[Information provided Boundary: Start]
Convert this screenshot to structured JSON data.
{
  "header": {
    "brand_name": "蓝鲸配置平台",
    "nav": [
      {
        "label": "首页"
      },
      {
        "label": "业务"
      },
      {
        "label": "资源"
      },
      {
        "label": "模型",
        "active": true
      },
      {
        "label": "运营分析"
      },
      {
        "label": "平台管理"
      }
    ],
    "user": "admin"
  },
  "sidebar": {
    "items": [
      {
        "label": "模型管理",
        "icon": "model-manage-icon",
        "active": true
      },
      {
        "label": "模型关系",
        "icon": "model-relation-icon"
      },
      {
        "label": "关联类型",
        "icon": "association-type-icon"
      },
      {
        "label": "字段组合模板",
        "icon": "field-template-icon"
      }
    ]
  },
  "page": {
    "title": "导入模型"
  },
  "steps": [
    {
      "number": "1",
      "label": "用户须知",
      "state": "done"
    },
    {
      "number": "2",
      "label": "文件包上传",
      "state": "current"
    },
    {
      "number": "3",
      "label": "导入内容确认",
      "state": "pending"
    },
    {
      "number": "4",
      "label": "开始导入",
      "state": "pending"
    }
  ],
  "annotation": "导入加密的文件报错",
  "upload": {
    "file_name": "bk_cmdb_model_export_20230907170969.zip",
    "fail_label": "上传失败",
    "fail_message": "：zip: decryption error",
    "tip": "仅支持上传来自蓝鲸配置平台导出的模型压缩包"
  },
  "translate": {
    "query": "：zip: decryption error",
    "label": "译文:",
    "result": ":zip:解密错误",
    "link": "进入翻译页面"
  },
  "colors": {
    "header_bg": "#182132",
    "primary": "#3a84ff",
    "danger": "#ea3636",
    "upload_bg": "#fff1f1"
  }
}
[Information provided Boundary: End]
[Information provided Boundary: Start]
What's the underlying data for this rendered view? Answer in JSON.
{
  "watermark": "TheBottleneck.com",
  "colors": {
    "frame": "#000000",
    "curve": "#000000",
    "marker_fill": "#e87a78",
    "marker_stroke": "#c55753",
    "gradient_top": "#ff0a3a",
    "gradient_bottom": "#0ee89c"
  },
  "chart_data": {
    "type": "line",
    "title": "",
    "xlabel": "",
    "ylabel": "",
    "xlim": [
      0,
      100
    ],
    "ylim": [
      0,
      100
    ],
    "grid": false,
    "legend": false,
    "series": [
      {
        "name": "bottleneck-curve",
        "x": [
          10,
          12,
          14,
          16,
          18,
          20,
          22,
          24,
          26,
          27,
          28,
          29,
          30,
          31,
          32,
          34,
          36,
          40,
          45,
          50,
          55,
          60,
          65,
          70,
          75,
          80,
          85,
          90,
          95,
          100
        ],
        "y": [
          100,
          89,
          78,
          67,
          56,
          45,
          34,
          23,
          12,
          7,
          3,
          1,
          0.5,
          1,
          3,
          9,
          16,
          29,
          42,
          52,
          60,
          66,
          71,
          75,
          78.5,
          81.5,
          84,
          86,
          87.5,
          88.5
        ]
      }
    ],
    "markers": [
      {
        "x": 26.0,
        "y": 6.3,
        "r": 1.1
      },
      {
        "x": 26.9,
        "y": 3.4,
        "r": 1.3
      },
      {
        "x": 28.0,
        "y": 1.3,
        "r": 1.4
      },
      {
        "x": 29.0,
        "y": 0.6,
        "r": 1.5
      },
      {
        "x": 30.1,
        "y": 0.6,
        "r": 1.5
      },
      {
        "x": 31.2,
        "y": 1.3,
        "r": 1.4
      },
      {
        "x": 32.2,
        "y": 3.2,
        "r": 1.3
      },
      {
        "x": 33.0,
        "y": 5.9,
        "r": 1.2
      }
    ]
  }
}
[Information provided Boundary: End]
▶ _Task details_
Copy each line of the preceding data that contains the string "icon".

▶ _Your response_
        "icon": "model-manage-icon",
        "icon": "model-relation-icon"
        "icon": "association-type-icon"
        "icon": "field-template-icon"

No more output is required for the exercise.